- **What to do**:
Copy each line below that has "knitted".

[Records contained in a dataset]
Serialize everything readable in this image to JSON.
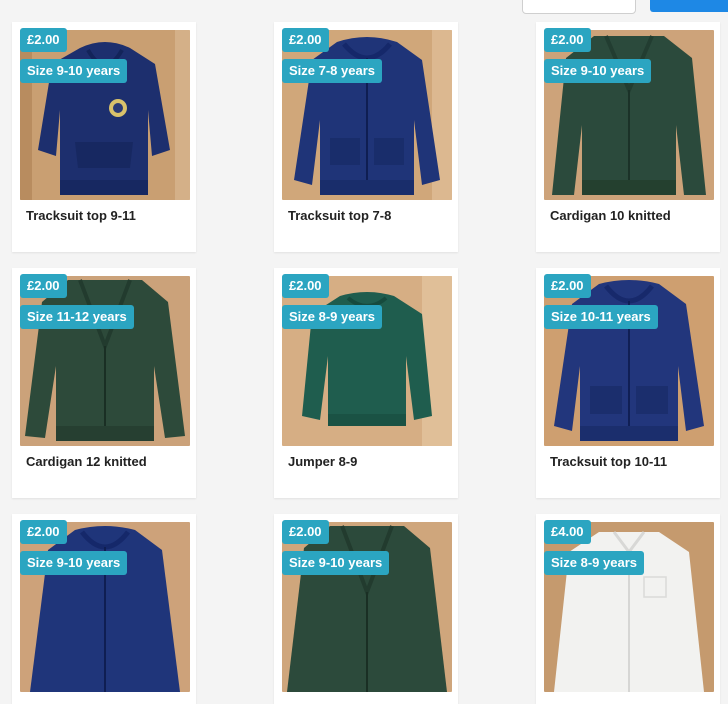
{
  "colors": {
    "badge": "#2ba5c1",
    "card_background": "#ffffff",
    "page_background": "#f4f4f4",
    "accent_button": "#1e88e5"
  },
  "listings": [
    {
      "price": "£2.00",
      "size": "Size 9-10 years",
      "title": "Tracksuit top 9-11"
    },
    {
      "price": "£2.00",
      "size": "Size 7-8 years",
      "title": "Tracksuit top 7-8"
    },
    {
      "price": "£2.00",
      "size": "Size 9-10 years",
      "title": "Cardigan 10 knitted"
    },
    {
      "price": "£2.00",
      "size": "Size 11-12 years",
      "title": "Cardigan 12 knitted"
    },
    {
      "price": "£2.00",
      "size": "Size 8-9 years",
      "title": "Jumper 8-9"
    },
    {
      "price": "£2.00",
      "size": "Size 10-11 years",
      "title": "Tracksuit top 10-11"
    },
    {
      "price": "£2.00",
      "size": "Size 9-10 years",
      "title": ""
    },
    {
      "price": "£2.00",
      "size": "Size 9-10 years",
      "title": ""
    },
    {
      "price": "£4.00",
      "size": "Size 8-9 years",
      "title": ""
    }
  ]
}
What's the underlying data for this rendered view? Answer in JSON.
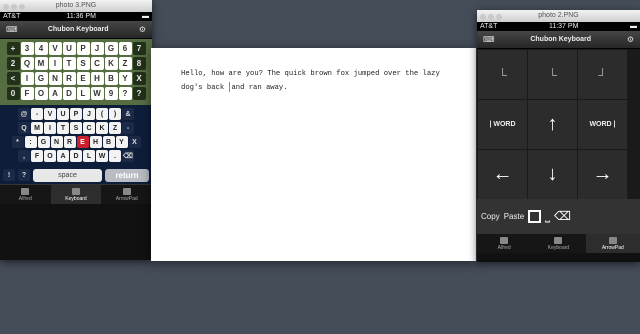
{
  "window_left": {
    "title": "photo 3.PNG",
    "status": {
      "carrier": "AT&T",
      "time": "11:36 PM"
    },
    "nav_title": "Chubon Keyboard",
    "kb1_rows": [
      [
        "+",
        "3",
        "4",
        "V",
        "U",
        "P",
        "J",
        "G",
        "6",
        "7"
      ],
      [
        "2",
        "Q",
        "M",
        "I",
        "T",
        "S",
        "C",
        "K",
        "Z",
        "8"
      ],
      [
        "<",
        "I",
        "G",
        "N",
        "R",
        "E",
        "H",
        "B",
        "Y",
        "X"
      ],
      [
        "0",
        "F",
        "O",
        "A",
        "D",
        "L",
        "W",
        "9",
        "?",
        "?"
      ]
    ],
    "kb2_rows": [
      [
        "@",
        "-",
        "V",
        "U",
        "P",
        "J",
        "(",
        ")",
        "&"
      ],
      [
        "Q",
        "M",
        "I",
        "T",
        "S",
        "C",
        "K",
        "Z",
        "-"
      ],
      [
        "*",
        ":",
        "G",
        "N",
        "R",
        "E",
        "H",
        "B",
        "Y",
        "X"
      ],
      [
        ",",
        "F",
        "O",
        "A",
        "D",
        "L",
        "W",
        ".",
        "⌫"
      ]
    ],
    "bottom": {
      "left": "!",
      "mid": "?",
      "space": "space",
      "return": "return"
    },
    "tabs": [
      "Alfred",
      "Keyboard",
      "ArrowPad"
    ]
  },
  "document": {
    "before": "Hello, how are you? The quick brown fox jumped over the lazy dog's back ",
    "after": "and ran away."
  },
  "window_right": {
    "title": "photo 2.PNG",
    "status": {
      "carrier": "AT&T",
      "time": "11:37 PM"
    },
    "nav_title": "Chubon Keyboard",
    "word_left": "| WORD",
    "word_right": "WORD |",
    "copy": "Copy",
    "paste": "Paste",
    "tabs": [
      "Alfred",
      "Keyboard",
      "ArrowPad"
    ]
  }
}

- **Your response**:
      "title": "Cardigan 10 knitted"
      "title": "Cardigan 12 knitted"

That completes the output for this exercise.